looking for an automated way of creating makefiles

Asked by Gary Kline on 2011-04-10

Is there anything like the mkmf utility in the BSD would for Ubuntu? I'm working on a project that uses the curses library and can't figure out where to put the sting "-lcurses" in the makefile that mkmf builds. Yes, this is fairly trivial, but important since I am constantly rebuilding things.

thanks in advance.

Question information

Language:
English Edit question
Status:
Solved
For:
Ubuntu ncurses Edit question
Assignee:
No assignee Edit question
Solved by:
Gary Kline
Solved:
2011-04-10
Last query:
2011-04-10
Last reply:
2011-04-10
mycae (mycae) said : #1

mkmf should work for ubuntu too.. I see no reason why it would be *nix specific.

If you post your exact mkmf output, you might see something like this

 $(LD) $(OBJ) -o a.out $(LDFLAGS)

You probably want to set the variable LDFLAGS to -lcurses

you can do this by putting the following somwhere near the top (try above the SRC= line)

LDFLAGS=-lcurses

There is not magic tool for doing this automatically, AFAIK, you usually have to specify what libs you want to link against explicitly.

However there are *many* makefiles writing programs out there; but I generally find you need a largish project (Rough rule of thumb : > 15k lines) before it becomes more of a pain to just write the inputs for the auto-writer than it is to just write the makefile.

You may wish to look at (in no particular order; I use Autotools, but none of the tools i find "great").

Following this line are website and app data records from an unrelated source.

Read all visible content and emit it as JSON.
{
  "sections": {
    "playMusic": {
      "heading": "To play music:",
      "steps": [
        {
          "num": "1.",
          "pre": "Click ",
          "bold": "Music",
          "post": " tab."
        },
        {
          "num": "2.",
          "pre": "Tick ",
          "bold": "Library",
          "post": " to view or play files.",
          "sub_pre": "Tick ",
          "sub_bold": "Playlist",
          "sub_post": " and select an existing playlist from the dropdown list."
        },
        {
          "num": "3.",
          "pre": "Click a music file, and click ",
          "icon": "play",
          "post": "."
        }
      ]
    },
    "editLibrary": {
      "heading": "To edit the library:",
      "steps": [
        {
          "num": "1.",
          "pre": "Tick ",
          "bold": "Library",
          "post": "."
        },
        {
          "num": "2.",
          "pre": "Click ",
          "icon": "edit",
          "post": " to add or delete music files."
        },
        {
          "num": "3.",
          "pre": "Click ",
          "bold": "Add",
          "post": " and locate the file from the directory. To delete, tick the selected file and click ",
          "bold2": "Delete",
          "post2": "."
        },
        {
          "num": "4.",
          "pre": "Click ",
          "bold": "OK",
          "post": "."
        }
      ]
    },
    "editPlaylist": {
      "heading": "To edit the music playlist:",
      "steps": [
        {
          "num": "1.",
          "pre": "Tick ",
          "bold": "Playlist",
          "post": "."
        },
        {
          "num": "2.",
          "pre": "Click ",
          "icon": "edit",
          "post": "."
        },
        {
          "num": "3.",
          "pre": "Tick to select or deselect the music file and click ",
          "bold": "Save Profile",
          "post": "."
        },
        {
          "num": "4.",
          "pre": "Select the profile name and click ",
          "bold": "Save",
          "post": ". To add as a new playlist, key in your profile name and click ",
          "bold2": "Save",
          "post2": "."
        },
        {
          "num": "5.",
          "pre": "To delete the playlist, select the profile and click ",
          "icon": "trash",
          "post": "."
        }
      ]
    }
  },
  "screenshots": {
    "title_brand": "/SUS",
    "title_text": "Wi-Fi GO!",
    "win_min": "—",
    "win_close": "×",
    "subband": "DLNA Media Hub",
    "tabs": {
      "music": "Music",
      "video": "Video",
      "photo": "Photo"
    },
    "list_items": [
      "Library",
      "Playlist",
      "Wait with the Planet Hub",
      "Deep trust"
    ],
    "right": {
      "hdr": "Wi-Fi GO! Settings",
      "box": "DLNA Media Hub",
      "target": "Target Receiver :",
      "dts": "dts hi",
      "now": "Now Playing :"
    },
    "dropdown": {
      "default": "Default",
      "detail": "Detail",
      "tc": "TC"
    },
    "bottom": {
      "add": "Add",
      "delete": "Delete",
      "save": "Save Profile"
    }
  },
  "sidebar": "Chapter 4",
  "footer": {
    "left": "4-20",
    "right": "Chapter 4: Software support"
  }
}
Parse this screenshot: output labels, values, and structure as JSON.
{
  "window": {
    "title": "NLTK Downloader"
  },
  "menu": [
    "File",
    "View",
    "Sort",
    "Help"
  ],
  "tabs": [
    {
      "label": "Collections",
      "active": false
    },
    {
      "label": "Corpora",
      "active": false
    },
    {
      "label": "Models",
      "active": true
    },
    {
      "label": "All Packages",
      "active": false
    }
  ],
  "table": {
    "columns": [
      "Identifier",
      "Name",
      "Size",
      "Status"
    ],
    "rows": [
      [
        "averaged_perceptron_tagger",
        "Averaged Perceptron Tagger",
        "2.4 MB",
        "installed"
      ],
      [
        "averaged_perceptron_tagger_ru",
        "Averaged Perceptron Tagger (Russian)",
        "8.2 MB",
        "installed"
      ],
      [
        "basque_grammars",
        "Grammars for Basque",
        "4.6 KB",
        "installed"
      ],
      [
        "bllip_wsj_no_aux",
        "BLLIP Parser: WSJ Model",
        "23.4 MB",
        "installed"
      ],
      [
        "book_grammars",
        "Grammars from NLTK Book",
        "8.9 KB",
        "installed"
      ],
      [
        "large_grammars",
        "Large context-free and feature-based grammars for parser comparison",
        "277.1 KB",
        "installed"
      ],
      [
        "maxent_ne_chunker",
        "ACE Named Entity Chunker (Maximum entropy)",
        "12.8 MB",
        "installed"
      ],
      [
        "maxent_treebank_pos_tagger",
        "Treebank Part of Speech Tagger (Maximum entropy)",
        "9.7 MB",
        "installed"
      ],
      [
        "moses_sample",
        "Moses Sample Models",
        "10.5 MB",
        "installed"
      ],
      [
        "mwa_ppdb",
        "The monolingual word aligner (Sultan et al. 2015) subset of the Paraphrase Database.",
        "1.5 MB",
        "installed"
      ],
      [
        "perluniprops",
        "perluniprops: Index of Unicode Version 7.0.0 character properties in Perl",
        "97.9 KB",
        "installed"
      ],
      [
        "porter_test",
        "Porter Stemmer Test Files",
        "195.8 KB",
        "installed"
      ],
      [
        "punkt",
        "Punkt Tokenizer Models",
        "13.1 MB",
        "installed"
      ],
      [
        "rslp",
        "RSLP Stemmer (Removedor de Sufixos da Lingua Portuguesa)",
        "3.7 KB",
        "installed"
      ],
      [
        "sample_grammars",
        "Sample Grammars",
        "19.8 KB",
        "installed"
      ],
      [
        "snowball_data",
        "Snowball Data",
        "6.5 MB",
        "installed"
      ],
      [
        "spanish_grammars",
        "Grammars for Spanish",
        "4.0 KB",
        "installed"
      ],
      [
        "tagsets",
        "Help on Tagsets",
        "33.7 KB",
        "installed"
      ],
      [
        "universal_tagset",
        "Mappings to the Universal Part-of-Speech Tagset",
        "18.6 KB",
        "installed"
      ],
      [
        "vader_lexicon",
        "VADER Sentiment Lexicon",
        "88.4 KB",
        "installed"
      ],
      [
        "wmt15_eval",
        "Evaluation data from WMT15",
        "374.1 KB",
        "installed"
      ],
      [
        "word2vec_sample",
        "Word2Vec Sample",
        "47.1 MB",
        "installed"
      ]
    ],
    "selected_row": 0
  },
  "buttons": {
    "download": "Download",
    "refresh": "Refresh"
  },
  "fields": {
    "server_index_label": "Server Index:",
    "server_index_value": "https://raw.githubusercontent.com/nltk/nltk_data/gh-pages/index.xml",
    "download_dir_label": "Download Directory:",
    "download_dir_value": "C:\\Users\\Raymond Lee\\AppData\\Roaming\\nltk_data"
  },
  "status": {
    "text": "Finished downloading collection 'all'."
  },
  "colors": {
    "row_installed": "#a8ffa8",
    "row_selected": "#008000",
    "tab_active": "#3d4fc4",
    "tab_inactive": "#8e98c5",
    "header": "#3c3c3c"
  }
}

* CMake
* Autotools
* Scons

As an aside, one does wonder why you are writing many makefiles -- you should be writing one per project, or just copy the makefile from an old project and hack it a little to fit the new.

The above tools are really just tools for automatically writing makefiles, but sometimes working with them is harder than just working with the makefile directly; and the payoff only comes from their greater robustness to differently configured systems. This is usually only a concern if you are shipping your code in an open source fashion, or if you are working in a heterogeneous programming environment.

Gary Kline (kline) said : #2

I tried exactly what you suggested; got some strange output and the ./a.out failed to exec. The user-side deamon I'm working on now requires only one makefile. But since I left my FreeBSD just-be and act as my server and am using Ubuntu [10.10] for hacking <whatever>, I keep running into problems that I didn't expect.

I'll play around with the Ubuntu mkmf and look more closely, thanks ....

gary kline

PS: I've got a question about "/dev/dsp", but I'll open a new request.

mycae (mycae) said : #3

Well, if you post your exact makefile, we might be able to troubleshoot it. Feel free to reopen this question.

Gary Kline (kline) said : #4

.DEFAULT:
    -touch $@
all: a.out
tt5.o: ./tt5.c
    $(CC) $(CPPDEFS) $(CPPFLAGS) $(CFLAGS) $(OTHERFLAGS) -c ./tt5.c
SRC = ./tt5.c
OBJ = tt5.o
clean: neat
    -rm -f .cppdefs $(OBJ) a.out
neat:
    -rm -f $(TMPFILES)
TAGS: $(SRC)
    etags $(SRC)
tags: $(SRC)
    ctags $(SRC)
a.out: $(OBJ)
    $(LD) $(OBJ) -o a.out $(LDFLAGS) -lcurses

Note that while this does build, there are a slew of warnings and the a.out will not exec. However if I type

% gcc tt5.c -lcurses on the cmd line (there are errors,fewer), and the binary does run. It just reads chars from stdin and outputs same until I end with a ^C

I'd be happy to email both the tt5.c and the makefile if anybody want to dig deeper. O/wise, I'll join the curses stuff with my daemon code.

mycae (mycae) said : #5

changing

$(LD) $(OBJ) -o a.out $(LDFLAGS) -lcurses

to

gcc $(OBJ) -o a.out $(LDFLAGS) -lncurses

gives me a working binary.. Trying to use LD directly gives me the wrong entry point.